Millions alleged to have changed hands
- By Matthew Weigelt
- Jan 26, 2012
A former Army Corps of Engineers employee has pleaded guilty to charges of bribery and conspiracy in one of the most brazen corruption schemes in federal contracting, according to court documents.
As part of the plea agreement, Michael Alexander, a former program manager at the Army Corps, has agreed to plead guilty to bribery and conspiracy to launder money from the government, according to records filed Jan. 24.
The three others indicted in the case, Kerry Khan, another former Army Corps program manager, Lee Khan, his son, and Harold Babb, formerly the director of contracts at Eyak Technology, have pleaded not guilty in the case. They were arrested and arraigned Oct. 4.
Two officials with an EyakTek subcontractor—Nova Datacom—have already pleaded guilty, according to the Associated Press.
The indictment alleges bribery, conspiracy and unlawful kickbacks valued at $20 million dollars. The two Army Corps employees allegedly steered a $780 million contract to a government contractor. They are accused of conspiring to hide the money through a series of financial transactions on the Army Corps’ Technology for Infrastructure, Geospatial, and Environmental Requirements (TIGER) contract.
When announcing the indictment in October, U.S. Attorney Ronald C. Machen Jr. described the alleged activity as “one of the most brazen corruption schemes in the history of federal contracting.”

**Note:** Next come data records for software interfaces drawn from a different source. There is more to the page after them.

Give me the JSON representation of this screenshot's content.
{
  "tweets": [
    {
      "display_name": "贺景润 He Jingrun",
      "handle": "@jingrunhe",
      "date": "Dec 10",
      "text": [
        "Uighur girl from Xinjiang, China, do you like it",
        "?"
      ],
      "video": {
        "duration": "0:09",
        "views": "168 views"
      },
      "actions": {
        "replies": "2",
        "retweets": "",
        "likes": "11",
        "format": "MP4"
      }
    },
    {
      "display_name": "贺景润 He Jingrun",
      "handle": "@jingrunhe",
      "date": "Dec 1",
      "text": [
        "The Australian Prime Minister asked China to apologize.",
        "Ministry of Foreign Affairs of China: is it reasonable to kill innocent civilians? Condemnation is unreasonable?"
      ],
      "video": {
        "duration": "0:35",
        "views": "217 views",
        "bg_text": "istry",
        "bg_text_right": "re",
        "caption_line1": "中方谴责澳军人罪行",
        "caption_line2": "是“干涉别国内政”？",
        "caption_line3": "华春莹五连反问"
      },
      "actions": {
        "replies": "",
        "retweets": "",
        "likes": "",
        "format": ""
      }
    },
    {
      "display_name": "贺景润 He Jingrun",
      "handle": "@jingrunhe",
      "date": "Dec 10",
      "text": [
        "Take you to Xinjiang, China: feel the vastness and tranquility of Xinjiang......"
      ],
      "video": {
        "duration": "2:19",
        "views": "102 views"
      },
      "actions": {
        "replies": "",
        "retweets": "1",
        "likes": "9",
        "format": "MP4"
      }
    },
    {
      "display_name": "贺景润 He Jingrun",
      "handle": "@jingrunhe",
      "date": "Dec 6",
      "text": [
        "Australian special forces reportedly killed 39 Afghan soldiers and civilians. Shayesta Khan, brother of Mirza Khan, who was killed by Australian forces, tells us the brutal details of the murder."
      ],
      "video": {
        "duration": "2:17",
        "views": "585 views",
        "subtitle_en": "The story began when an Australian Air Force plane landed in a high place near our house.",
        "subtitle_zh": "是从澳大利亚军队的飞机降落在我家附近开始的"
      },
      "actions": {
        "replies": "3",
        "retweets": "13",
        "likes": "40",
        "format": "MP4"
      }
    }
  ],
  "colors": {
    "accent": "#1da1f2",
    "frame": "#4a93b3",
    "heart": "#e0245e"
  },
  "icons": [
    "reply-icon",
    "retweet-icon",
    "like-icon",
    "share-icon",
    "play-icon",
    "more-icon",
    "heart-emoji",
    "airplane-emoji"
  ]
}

Matthew Weigelt is a freelance journalist who writes about acquisition and procurement.